  • The party will never lose motivation to rule because ​it is an organization​, not hereditary

IGNORANCE IS STRENGTH

“Because every member of the historically volatile middle class is brainwashed into following party doctrine, doublethink is not just a principle, it is literally a way of thought ingrained into the minds of every party official- low and high ranking alike.”

  • Officials simultaneously ​know that the war cannot​ end for the stability of the world while consciously ​striving to defeat the other superstates
  • In order to survive, a Party member must ​automatically know​ a “true belief” and a “desirable emotion” for every situation

Of course, this is just a summary analysis of the major points directly conveyed within Goldstein’s text- there is deeper metaphorical meaning which can be inferred from analysis of Orwell’s historical context, other works, and even through drawing connections between the three principles! Feel free to comment further interpretations below if you have anything to add- and remember, Big Brother is always watching.

-Mirabella S.

Pride and Prejudice by Jane Austen

Jane Austen’s classic novel Pride and Prejudice is regarded as one of the most romantic stories of all time. Published in 1813, the plot centers around Elizabeth Bennett, who mistakenly makes hasty judgments and must come to appreciate the difference between the superficial and the essential. Her father, Mr. Bennett, is the owner of a large estate, but it is entailed, meaning that none of his five daughters can inherit the property.
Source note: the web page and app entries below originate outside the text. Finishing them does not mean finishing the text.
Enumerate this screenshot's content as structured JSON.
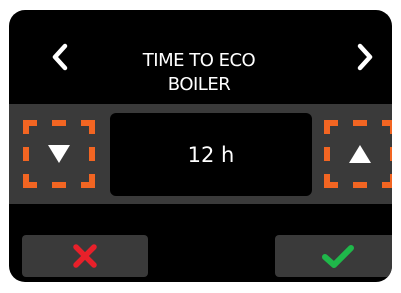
{
  "screen": {
    "title_line1": "TIME TO ECO",
    "title_line2": "BOILER",
    "value": "12 h"
  },
  "icons": {
    "prev": "chevron-left-icon",
    "next": "chevron-right-icon",
    "decrease": "triangle-down-icon",
    "increase": "triangle-up-icon",
    "cancel": "x-cross-icon",
    "confirm": "checkmark-icon"
  },
  "colors": {
    "background": "#000000",
    "panel": "#3a3a3a",
    "highlight": "#f26522",
    "cancel": "#e8202a",
    "confirm": "#1fb84a",
    "text": "#ffffff"
  }
}
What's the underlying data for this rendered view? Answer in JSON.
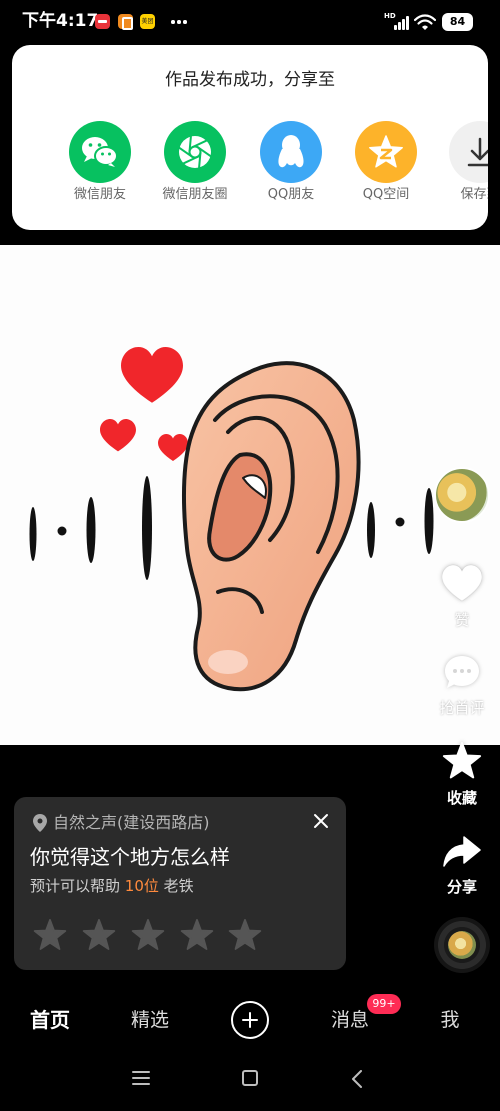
{
  "status_bar": {
    "time": "下午4:17",
    "notification_icons": [
      "red-app-icon",
      "orange-app-icon",
      "meituan-icon"
    ],
    "meituan_label": "美团",
    "network_label": "HD",
    "battery": "84"
  },
  "share_panel": {
    "title": "作品发布成功，分享至",
    "targets": [
      {
        "label": "微信朋友",
        "icon": "wechat-icon",
        "color": "#07C160"
      },
      {
        "label": "微信朋友圈",
        "icon": "wechat-moments-icon",
        "color": "#07C160"
      },
      {
        "label": "QQ朋友",
        "icon": "qq-icon",
        "color": "#3DA8F5"
      },
      {
        "label": "QQ空间",
        "icon": "qzone-icon",
        "color": "#FDB32A"
      },
      {
        "label": "保存到",
        "icon": "download-icon",
        "color": "#F0F0F0"
      }
    ]
  },
  "side_actions": {
    "avatar_icon": "creator-avatar",
    "like": {
      "label": "赞",
      "icon": "heart-icon"
    },
    "comment": {
      "label": "抢首评",
      "icon": "comment-icon"
    },
    "favorite": {
      "label": "收藏",
      "icon": "star-icon"
    },
    "share": {
      "label": "分享",
      "icon": "share-arrow-icon"
    },
    "music_icon": "music-disc-icon"
  },
  "poi_card": {
    "location_icon": "location-pin-icon",
    "location": "自然之声(建设西路店)",
    "question": "你觉得这个地方怎么样",
    "help_prefix": "预计可以帮助",
    "help_count": "10位",
    "help_suffix": "老铁",
    "rating": {
      "value": 0,
      "max": 5
    },
    "close_icon": "close-icon",
    "accent_color": "#FF8A3D"
  },
  "bottom_nav": {
    "items": [
      {
        "label": "首页",
        "active": true
      },
      {
        "label": "精选",
        "active": false
      },
      {
        "label": "消息",
        "active": false,
        "badge": "99+"
      },
      {
        "label": "我",
        "active": false
      }
    ],
    "create_icon": "plus-icon",
    "badge_color": "#FE2C55"
  },
  "system_nav": {
    "icons": [
      "menu-icon",
      "home-icon",
      "back-icon"
    ]
  }
}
Since Mrs. Bennett is not wealthy, one of the daughters must marry into wealth to financially support the family, should Mr. Bennett pass away. Eventually, the famous Mr. Darcy enters the scene, and he and Elizabeth fall into a passionate, albeit begrudging love. A story of the complexity of romance ensues, much to teenage girls’ delight.

I, personally, love this book. I find it amusing and intriguing, what with its layered characters and carefully developed plot. The novel has been famed for centuries and it is definitely easy to see why. Pride and Prejudice is one of the most critically acclaimed novels that has ever been written. I have read this novel countless times, and it never ceases to appeal to me. If you are ever looking for a beautifully written novel, make sure to give Pride and Prejudice a try. Simply put, it is truly a piece of art- Austen’s carefully crafted characters resonate within the reader, and one can’t help but become ensnared in the intricately woven story.  Pride and Prejudice is definitely a lovely read, and, as Caroline Bingley would say, “After all, there is no enjoyment like reading!”

-Arushi S. 

Jane Austen’s Pride and Prejudice is available for checkout from the Mission Viejo Library. It can also be downloaded for free from Overdrive.